Hence, the determination of class-situation by the market situation cannot be exclusive to Marx view based on the relationship to the means of production. Weber’s puts forth a concept of “life chances” which entails that even the dominated still have a scoop of choices. In today’s society, these choices have expanded and become more equal. For example, today’s market is seen to be a knowledge-based market, where higher education and skill set is given more value. Those in lower classes also have a possibility to compete in the labour market since higher education is becoming more accessible to everyone.
Weber’s approach gains versatility by looking at the role of social action and therefore takes into consideration an individual’s “rationally motivated adjustments of interest” (Weber, 2003, p. 97). Marx’s approach focuses too much on the economical conditions, and although it may still be relevant today economy, it fails to accurately predicted other dimensions of life that have influenced social class and inequality.

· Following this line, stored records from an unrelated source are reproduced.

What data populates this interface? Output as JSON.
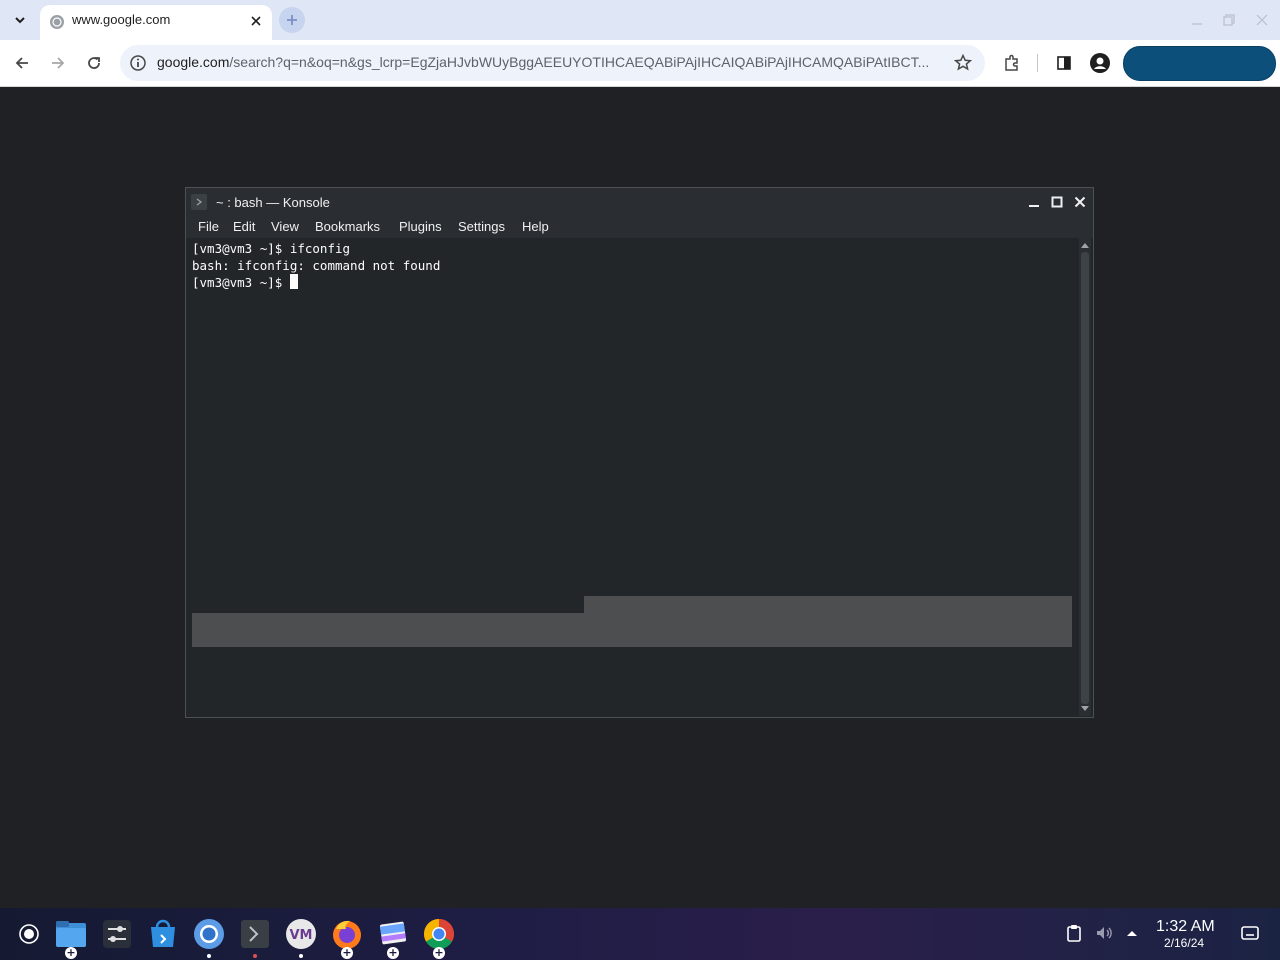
{
  "browser": {
    "tab_title": "www.google.com",
    "url_domain": "google.com",
    "url_path": "/search?q=n&oq=n&gs_lcrp=EgZjaHJvbWUyBggAEEUYOTIHCAEQABiPAjIHCAIQABiPAjIHCAMQABiPAtIBCT...",
    "signin_label": ""
  },
  "konsole": {
    "title": "~ : bash — Konsole",
    "menu": [
      "File",
      "Edit",
      "View",
      "Bookmarks",
      "Plugins",
      "Settings",
      "Help"
    ],
    "lines": [
      "[vm3@vm3 ~]$ ifconfig",
      "bash: ifconfig: command not found",
      "[vm3@vm3 ~]$ "
    ]
  },
  "taskbar": {
    "apps": [
      "files-app",
      "settings-app",
      "store-app",
      "chromium-app",
      "konsole-app",
      "vmware-app",
      "firefox-app",
      "kate-app",
      "chrome-app"
    ],
    "time": "1:32 AM",
    "date": "2/16/24"
  },
  "colors": {
    "desktop": "#202124",
    "tabbar": "#dfe6f5",
    "terminal_bg": "#232629",
    "accent": "#0b4f7a"
  }
}
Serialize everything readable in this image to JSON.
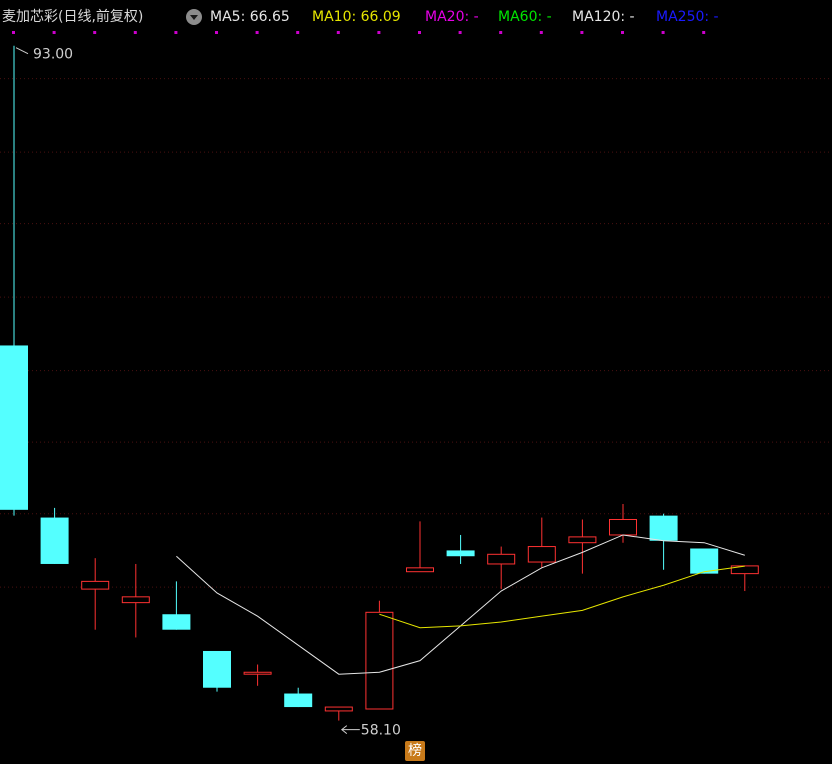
{
  "header": {
    "title": "麦加芯彩(日线,前复权)",
    "ma": [
      {
        "label": "MA5:",
        "value": "66.65",
        "color": "#e6e6e6"
      },
      {
        "label": "MA10:",
        "value": "66.09",
        "color": "#e6e600"
      },
      {
        "label": "MA20:",
        "value": "-",
        "color": "#e600e6"
      },
      {
        "label": "MA60:",
        "value": "-",
        "color": "#00e600"
      },
      {
        "label": "MA120:",
        "value": "-",
        "color": "#e6e6e6"
      },
      {
        "label": "MA250:",
        "value": "-",
        "color": "#1a1aff"
      }
    ]
  },
  "badge": "榜",
  "chart_data": {
    "type": "candlestick",
    "ylim": [
      57.2,
      93.4
    ],
    "gridlines": [
      65,
      68.8,
      72.5,
      76.2,
      80,
      83.8,
      87.5,
      91.3
    ],
    "high_label": "93.00",
    "low_label": "58.10",
    "candles": [
      {
        "o": 77.5,
        "c": 69.0,
        "h": 93.0,
        "l": 68.7
      },
      {
        "o": 68.6,
        "c": 66.2,
        "h": 69.1,
        "l": 66.2
      },
      {
        "o": 64.9,
        "c": 65.3,
        "h": 66.5,
        "l": 62.8
      },
      {
        "o": 64.2,
        "c": 64.5,
        "h": 66.2,
        "l": 62.4
      },
      {
        "o": 63.6,
        "c": 62.8,
        "h": 65.3,
        "l": 62.8
      },
      {
        "o": 61.7,
        "c": 59.8,
        "h": 61.7,
        "l": 59.6
      },
      {
        "o": 60.5,
        "c": 60.6,
        "h": 61.0,
        "l": 59.9
      },
      {
        "o": 59.5,
        "c": 58.8,
        "h": 59.8,
        "l": 58.8
      },
      {
        "o": 58.6,
        "c": 58.8,
        "h": 58.8,
        "l": 58.1
      },
      {
        "o": 58.7,
        "c": 63.7,
        "h": 64.3,
        "l": 58.7
      },
      {
        "o": 65.8,
        "c": 66.0,
        "h": 68.4,
        "l": 65.8
      },
      {
        "o": 66.9,
        "c": 66.6,
        "h": 67.7,
        "l": 66.2
      },
      {
        "o": 66.2,
        "c": 66.7,
        "h": 67.1,
        "l": 64.9
      },
      {
        "o": 66.3,
        "c": 67.1,
        "h": 68.6,
        "l": 66.0
      },
      {
        "o": 67.3,
        "c": 67.6,
        "h": 68.5,
        "l": 65.7
      },
      {
        "o": 67.7,
        "c": 68.5,
        "h": 69.3,
        "l": 67.3
      },
      {
        "o": 68.7,
        "c": 67.4,
        "h": 68.8,
        "l": 65.9
      },
      {
        "o": 67.0,
        "c": 65.7,
        "h": 67.0,
        "l": 65.7
      },
      {
        "o": 65.7,
        "c": 66.1,
        "h": 66.1,
        "l": 64.8
      }
    ],
    "ma5": [
      null,
      null,
      null,
      null,
      66.6,
      64.7,
      63.5,
      62.0,
      60.5,
      60.6,
      61.2,
      63.0,
      64.8,
      66.0,
      66.8,
      67.7,
      67.4,
      67.3,
      66.65
    ],
    "ma10": [
      null,
      null,
      null,
      null,
      null,
      null,
      null,
      null,
      null,
      63.6,
      62.9,
      63.0,
      63.2,
      63.5,
      63.8,
      64.5,
      65.1,
      65.8,
      66.09
    ],
    "colors": {
      "up": "#ff3232",
      "down": "#54ffff",
      "ma5": "#e6e6e6",
      "ma10": "#e6e600",
      "grid": "#4a1010",
      "annot": "#cfcfcf"
    }
  }
}
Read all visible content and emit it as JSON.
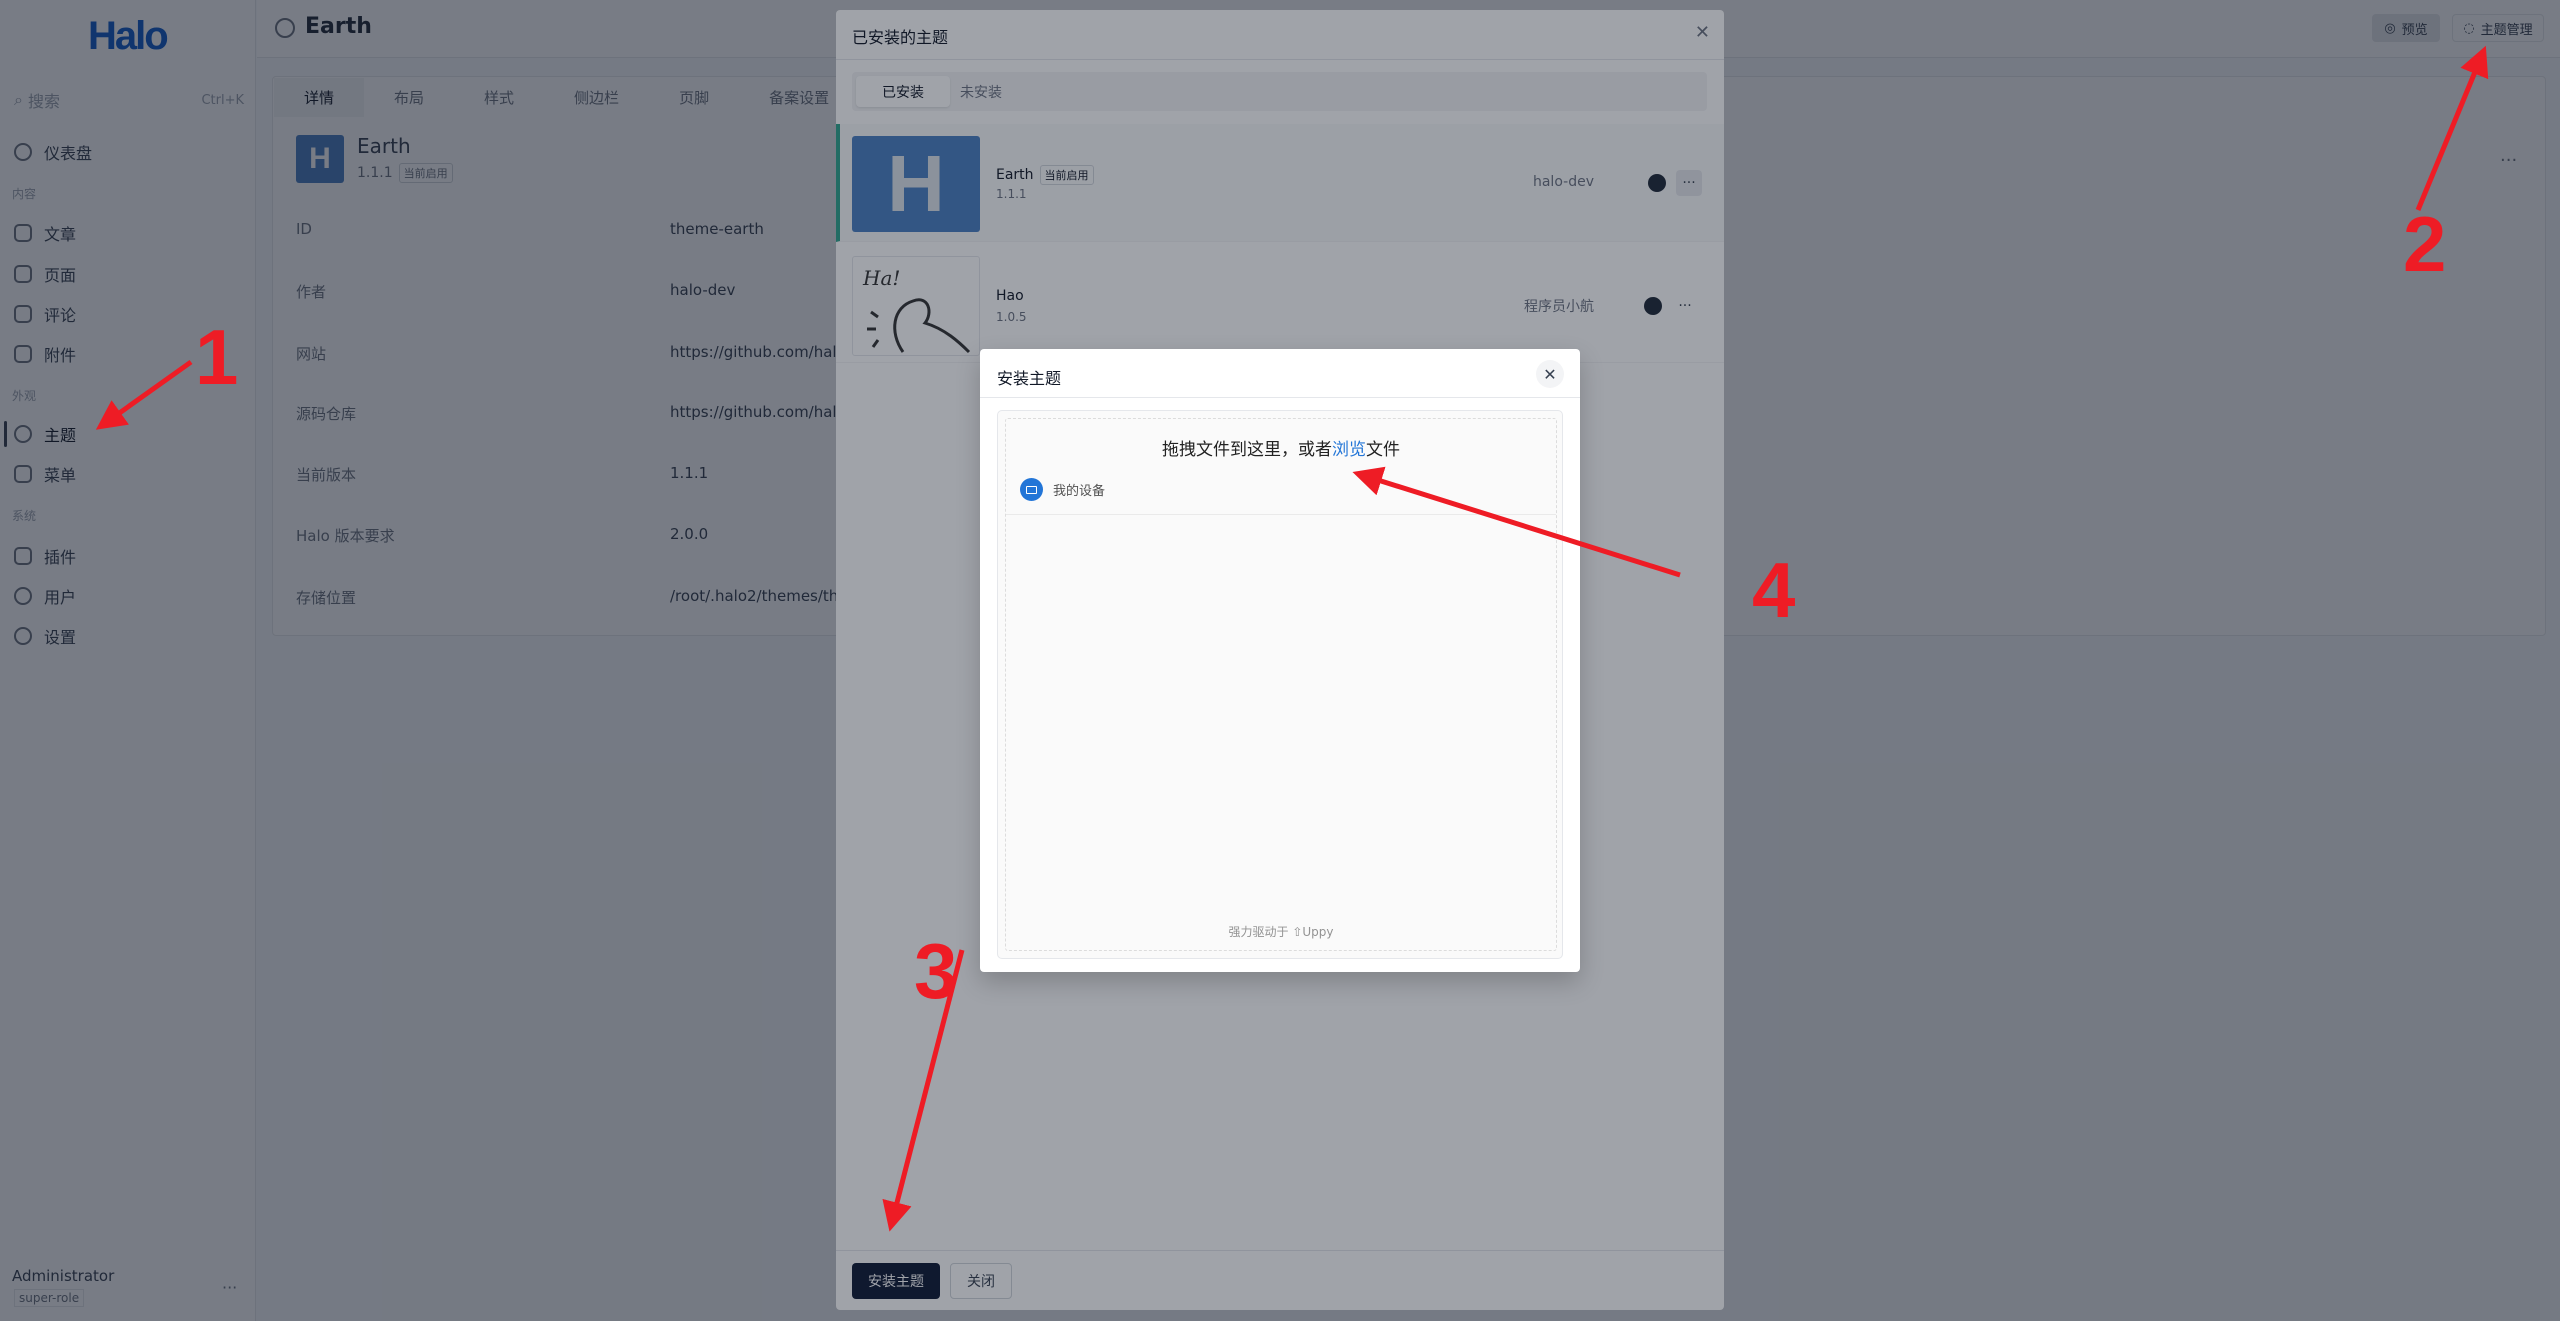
{
  "sidebar": {
    "logo": "Halo",
    "search_placeholder": "搜索",
    "search_shortcut": "Ctrl+K",
    "items": [
      {
        "label": "仪表盘"
      },
      {
        "group": "内容"
      },
      {
        "label": "文章"
      },
      {
        "label": "页面"
      },
      {
        "label": "评论"
      },
      {
        "label": "附件"
      },
      {
        "group": "外观"
      },
      {
        "label": "主题",
        "active": true
      },
      {
        "label": "菜单"
      },
      {
        "group": "系统"
      },
      {
        "label": "插件"
      },
      {
        "label": "用户"
      },
      {
        "label": "设置"
      }
    ],
    "user": {
      "name": "Administrator",
      "role": "super-role"
    }
  },
  "header": {
    "title": "Earth",
    "preview": "预览",
    "manage": "主题管理"
  },
  "theme_detail": {
    "tabs": [
      "详情",
      "布局",
      "样式",
      "侧边栏",
      "页脚",
      "备案设置"
    ],
    "name": "Earth",
    "version": "1.1.1",
    "badge": "当前启用",
    "rows": [
      {
        "label": "ID",
        "value": "theme-earth"
      },
      {
        "label": "作者",
        "value": "halo-dev"
      },
      {
        "label": "网站",
        "value": "https://github.com/halo-"
      },
      {
        "label": "源码仓库",
        "value": "https://github.com/halo-"
      },
      {
        "label": "当前版本",
        "value": "1.1.1"
      },
      {
        "label": "Halo 版本要求",
        "value": "2.0.0"
      },
      {
        "label": "存储位置",
        "value": "/root/.halo2/themes/the"
      }
    ]
  },
  "installed_modal": {
    "title": "已安装的主题",
    "tabs": [
      "已安装",
      "未安装"
    ],
    "themes": [
      {
        "name": "Earth",
        "badge": "当前启用",
        "version": "1.1.1",
        "author": "halo-dev"
      },
      {
        "name": "Hao",
        "version": "1.0.5",
        "author": "程序员小航",
        "thumb_text": "Ha!"
      }
    ],
    "install_button": "安装主题",
    "close_button": "关闭"
  },
  "install_modal": {
    "title": "安装主题",
    "drop_prefix": "拖拽文件到这里，或者",
    "browse": "浏览",
    "drop_suffix": "文件",
    "source": "我的设备",
    "powered": "强力驱动于 ⇧Uppy"
  },
  "annotations": [
    "1",
    "2",
    "3",
    "4"
  ],
  "colors": {
    "accent": "#2275d7",
    "annotation": "#ee1c25",
    "active_border": "#2fa38d"
  }
}
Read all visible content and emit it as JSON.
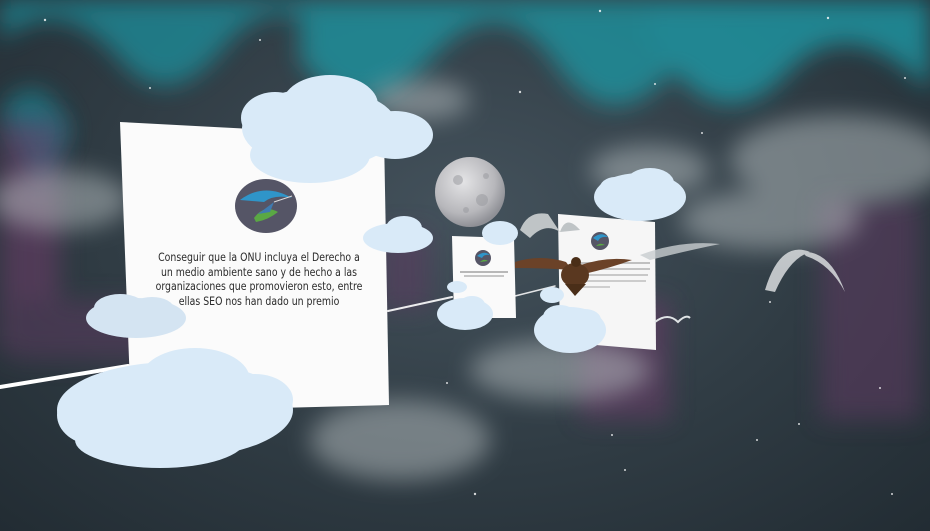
{
  "panels": {
    "main": {
      "message": "Conseguir que la ONU incluya el Derecho a un medio ambiente sano y de hecho a las organizaciones que promovieron esto, entre ellas SEO nos han dado un premio",
      "logo_icon": "hummingbird-logo-icon"
    },
    "center": {
      "logo_icon": "hummingbird-logo-icon"
    },
    "right": {
      "logo_icon": "hummingbird-logo-icon"
    }
  },
  "scene": {
    "sky_color": "#303c44",
    "aurora_color": "#1f9aa6",
    "cloud_color": "#d9eaf8",
    "moon_icon": "moon-icon",
    "bird_icon": "eagle-icon"
  }
}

A shift to a knowledge base labour market and increase in higher education accessibility has improved individuals “life chance”.
However upon putting forth the argument that individuals have more choices now then before, one may questions the true intention of these choices. It could be, as Marx may suggest, an illusion of choice set forth by the dominant classes to prevent a revolution from the dominated class. Reference: Marx, K. and Friedrich E. (1978). Manifestation of the Communist Party. The Marx-Engels Reader, (2nd ed), edited by Robert C. Tuker. 473-483. Weber, M. (2003) Class, Status, Party. Social Theory: the Roots and Branches, edited by Peter Kivisto. 95-100.